Looking for Robb Report UK? Click here to visit our UK site.

This Artist Is Creating a Canvas Painting Bigger Than Two Football Fields for Charity

The 21,000-square-foot painting is expected to be auctioned off this December.

Sacha Jafri's 'The Journey of Humanity' Pyong Sumaria/Atlantis, The Palm

Size apparently does matter—at least for one painter, whose latest work is poised to break a world record and make millions for charity in the process.

British contemporary artist Sacha Jafri is currently working on what will be the world’s largest canvas painting. When the artist finishes the 21,000-square-foot The Journey of Humanity next month, he intends to cut it up into smaller segments to be sold at auction, according to Jafri’s website. His goal: to raise at least $30,000,000 for children in need.

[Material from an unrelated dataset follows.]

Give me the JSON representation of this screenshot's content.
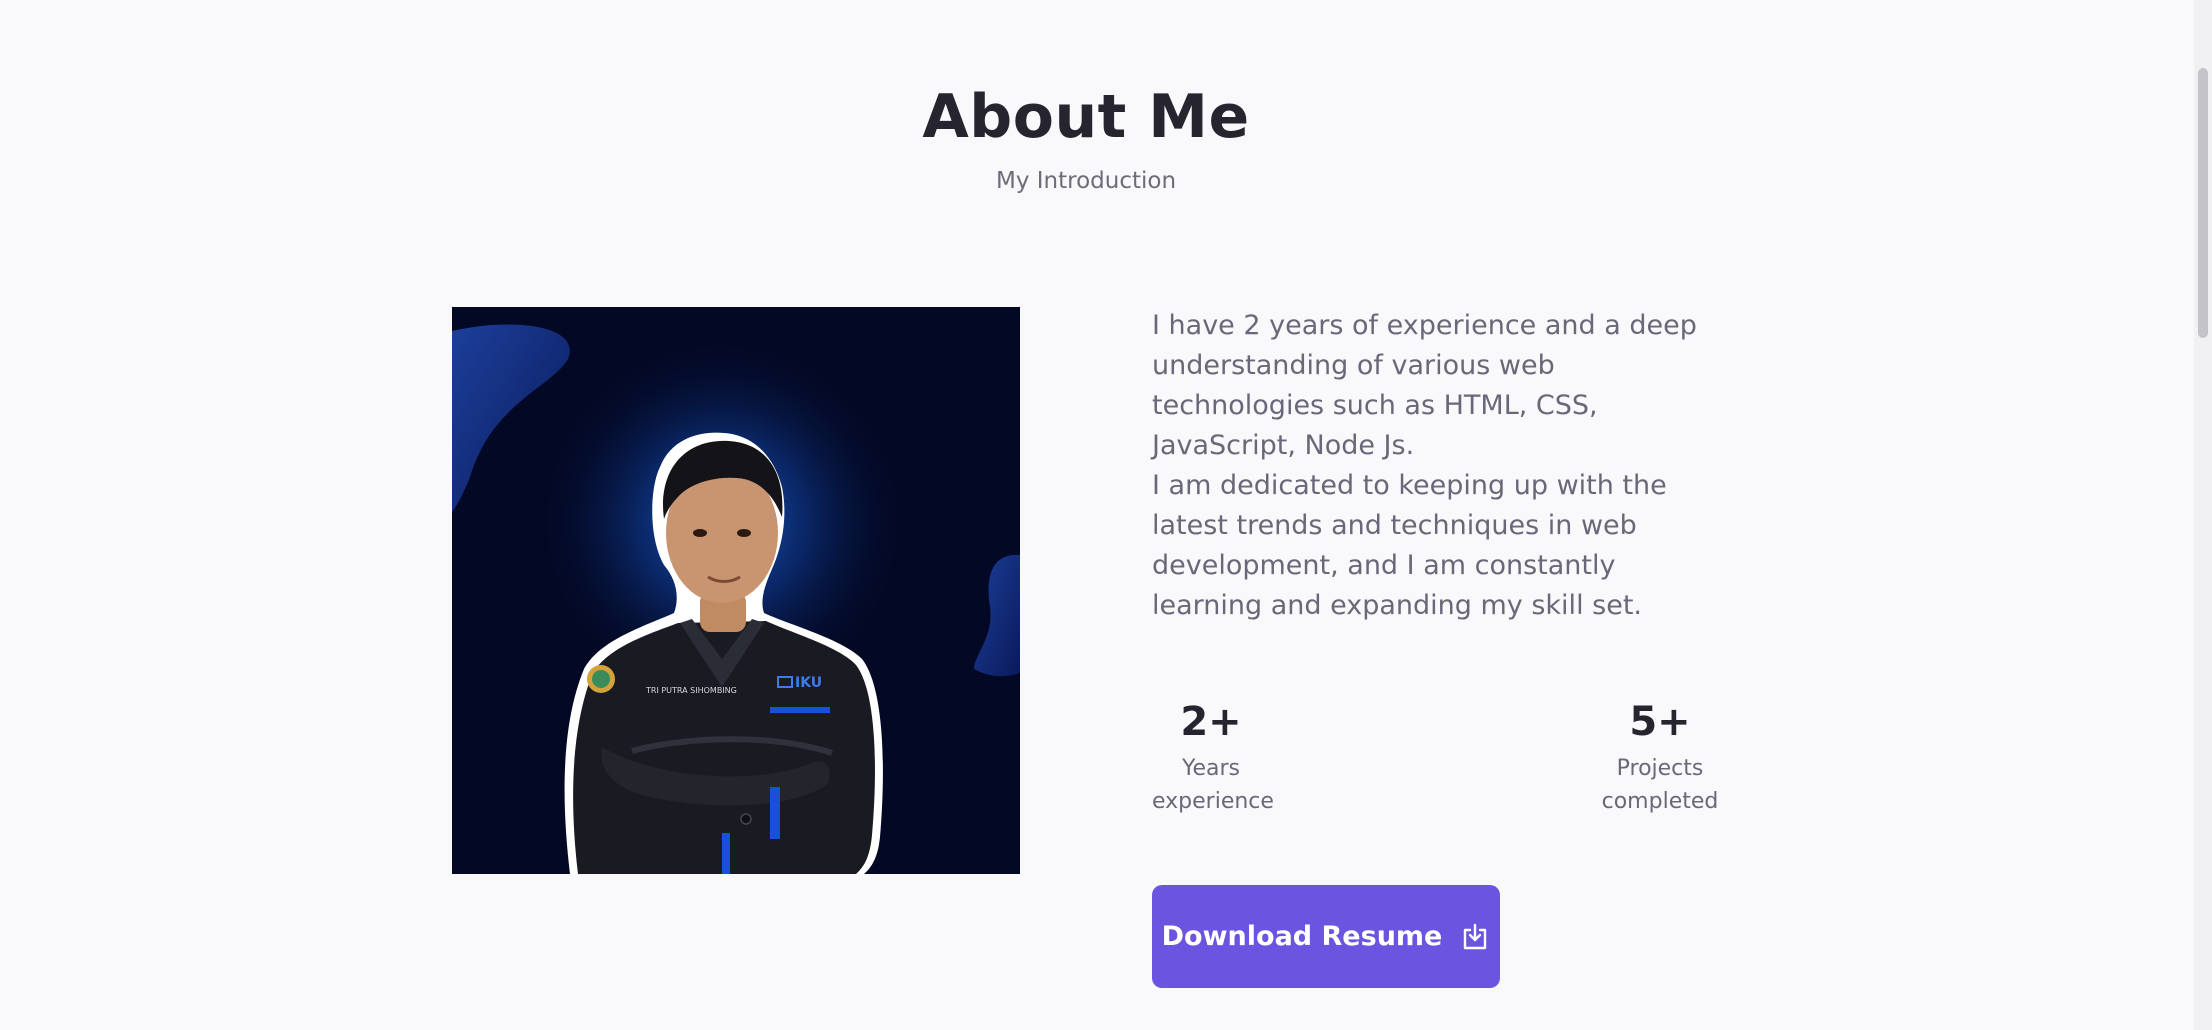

Jafri was visiting the United Arab Emirates five months ago when the coronavirus pandemic first started to spread around the world. Stuck in Dubai once the country introduced lockdown measures, he decided to do what he does best and began working on the massive painting—which is the same size as two full-sized football fields or four basketball courts—in a cavernous conference room at the luxurious Atlantis, The Palm hotel.

Painted in his self-described “magical realism” style, the painting is meant to convey feelings of connection, separation and isolation brought on by the pandemic. In addition to Jafri’s trademark brushwork and drip painting, the piece also features eight “portals” that incorporate art created by children from around the globe. The children’s work was submitted through the artist’s website.

Sacha Jafri and 'The Journey of Humanity'

Sacha Jafri and ‘The Journey of Humanity’  Pyong Sumaria/Atlantis, The Palm

By the time the project finishes next month, Jafri is expected to have spent 24 weeks painting The Journey of Humanity. At that point, the sprawling canvas will be cut into 60 pieces, each measuring around 100 square feet and individually framed so they can be sold at an auction scheduled to be held in Dubai in December. Jafri told CNN last week that he could see some pieces going for upwards of $4 million.

“We are aiming to raise $30 million, which will go to help the poorest children of the world with education, connectivity, health and sanitation,” he told the network. “Each person that buys a panel will (not only) own a piece of the largest painting ever created in the world, but they’ll own a piece of history, because what we’re doing with that money is huge.”

Proceeds from the sale of The Journey of Humanity will go to benefit Humanity Inspired. The initiative partners a number of charities, including Unicef and Unesco, with the goal of helping children worldwide, specifically in bridging the digital access gap between industrial and developing nations.

More Art & Collectibles